-- Records provided follows --
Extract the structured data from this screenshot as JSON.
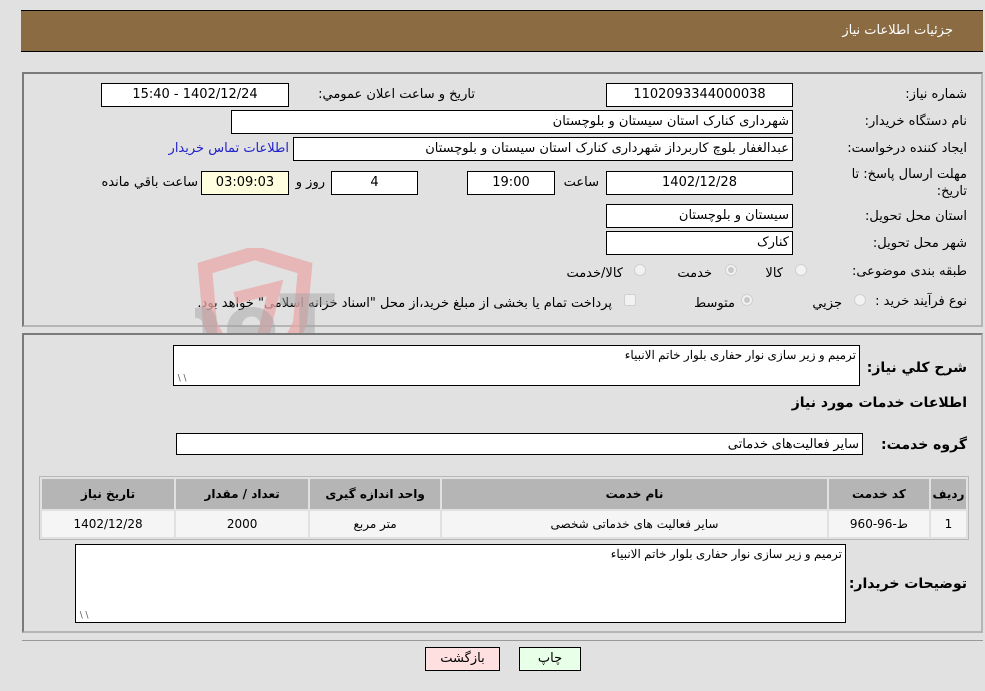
{
  "header": {
    "title": "جزئیات اطلاعات نیاز"
  },
  "form": {
    "need_number": {
      "label": "شماره نیاز:",
      "value": "1102093344000038"
    },
    "announce": {
      "label": "تاریخ و ساعت اعلان عمومي:",
      "value": "1402/12/24 - 15:40"
    },
    "buyer_org": {
      "label": "نام دستگاه خريدار:",
      "value": "شهرداری کنارک استان سیستان و بلوچستان"
    },
    "requester": {
      "label": "ايجاد كننده درخواست:",
      "value": "عبدالغفار بلوچ کاربرداز شهرداری کنارک استان سیستان و بلوچستان"
    },
    "contact_link": "اطلاعات تماس خريدار",
    "deadline": {
      "label": "مهلت ارسال پاسخ: تا تاريخ:",
      "date": "1402/12/28",
      "time_label": "ساعت",
      "time": "19:00",
      "days": "4",
      "days_label": "روز و",
      "remaining": "03:09:03",
      "remaining_label": "ساعت باقي مانده"
    },
    "province": {
      "label": "استان محل تحويل:",
      "value": "سیستان و بلوچستان"
    },
    "city": {
      "label": "شهر محل تحويل:",
      "value": "کنارک"
    },
    "category": {
      "label": "طبقه بندی موضوعی:",
      "options": [
        {
          "label": "کالا",
          "checked": false
        },
        {
          "label": "خدمت",
          "checked": true
        },
        {
          "label": "کالا/خدمت",
          "checked": false
        }
      ]
    },
    "process": {
      "label": "نوع فرآيند خريد :",
      "options": [
        {
          "label": "جزيي",
          "checked": false
        },
        {
          "label": "متوسط",
          "checked": true
        }
      ],
      "treasury_note": "پرداخت تمام يا بخشی از مبلغ خريد،از محل \"اسناد خزانه اسلامی\" خواهد بود.",
      "treasury_checked": false
    }
  },
  "details": {
    "description_label": "شرح كلي نياز:",
    "description": "ترمیم و زیر سازی نوار حفاری بلوار خاتم الانبیاء",
    "services_title": "اطلاعات خدمات مورد نياز",
    "service_group_label": "گروه خدمت:",
    "service_group": "سایر فعالیت‌های خدماتی",
    "table": {
      "headers": [
        "رديف",
        "كد خدمت",
        "نام خدمت",
        "واحد اندازه گيری",
        "تعداد / مقدار",
        "تاريخ نياز"
      ],
      "rows": [
        [
          "1",
          "ط-96-960",
          "سایر فعالیت های خدماتی شخصی",
          "متر مربع",
          "2000",
          "1402/12/28"
        ]
      ]
    },
    "buyer_notes_label": "توضيحات خريدار:",
    "buyer_notes": "ترمیم و زیر سازی نوار حفاری بلوار خاتم الانبیاء"
  },
  "buttons": {
    "print": "چاپ",
    "back": "بازگشت"
  },
  "watermark": {
    "text": "AriaTender.neT"
  }
}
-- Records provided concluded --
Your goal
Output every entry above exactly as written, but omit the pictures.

Your solution
Extract the structured data from this screenshot as JSON.
{
  "header": {
    "title": "جزئیات اطلاعات نیاز"
  },
  "form": {
    "need_number": {
      "label": "شماره نیاز:",
      "value": "1102093344000038"
    },
    "announce": {
      "label": "تاریخ و ساعت اعلان عمومي:",
      "value": "1402/12/24 - 15:40"
    },
    "buyer_org": {
      "label": "نام دستگاه خريدار:",
      "value": "شهرداری کنارک استان سیستان و بلوچستان"
    },
    "requester": {
      "label": "ايجاد كننده درخواست:",
      "value": "عبدالغفار بلوچ کاربرداز شهرداری کنارک استان سیستان و بلوچستان"
    },
    "contact_link": "اطلاعات تماس خريدار",
    "deadline": {
      "label": "مهلت ارسال پاسخ: تا تاريخ:",
      "date": "1402/12/28",
      "time_label": "ساعت",
      "time": "19:00",
      "days": "4",
      "days_label": "روز و",
      "remaining": "03:09:03",
      "remaining_label": "ساعت باقي مانده"
    },
    "province": {
      "label": "استان محل تحويل:",
      "value": "سیستان و بلوچستان"
    },
    "city": {
      "label": "شهر محل تحويل:",
      "value": "کنارک"
    },
    "category": {
      "label": "طبقه بندی موضوعی:",
      "options": [
        {
          "label": "کالا",
          "checked": false
        },
        {
          "label": "خدمت",
          "checked": true
        },
        {
          "label": "کالا/خدمت",
          "checked": false
        }
      ]
    },
    "process": {
      "label": "نوع فرآيند خريد :",
      "options": [
        {
          "label": "جزيي",
          "checked": false
        },
        {
          "label": "متوسط",
          "checked": true
        }
      ],
      "treasury_note": "پرداخت تمام يا بخشی از مبلغ خريد،از محل \"اسناد خزانه اسلامی\" خواهد بود.",
      "treasury_checked": false
    }
  },
  "details": {
    "description_label": "شرح كلي نياز:",
    "description": "ترمیم و زیر سازی نوار حفاری بلوار خاتم الانبیاء",
    "services_title": "اطلاعات خدمات مورد نياز",
    "service_group_label": "گروه خدمت:",
    "service_group": "سایر فعالیت‌های خدماتی",
    "table": {
      "headers": [
        "رديف",
        "كد خدمت",
        "نام خدمت",
        "واحد اندازه گيری",
        "تعداد / مقدار",
        "تاريخ نياز"
      ],
      "rows": [
        [
          "1",
          "ط-96-960",
          "سایر فعالیت های خدماتی شخصی",
          "متر مربع",
          "2000",
          "1402/12/28"
        ]
      ]
    },
    "buyer_notes_label": "توضيحات خريدار:",
    "buyer_notes": "ترمیم و زیر سازی نوار حفاری بلوار خاتم الانبیاء"
  },
  "buttons": {
    "print": "چاپ",
    "back": "بازگشت"
  },
  "watermark": {
    "text": "AriaTender.neT"
  }
}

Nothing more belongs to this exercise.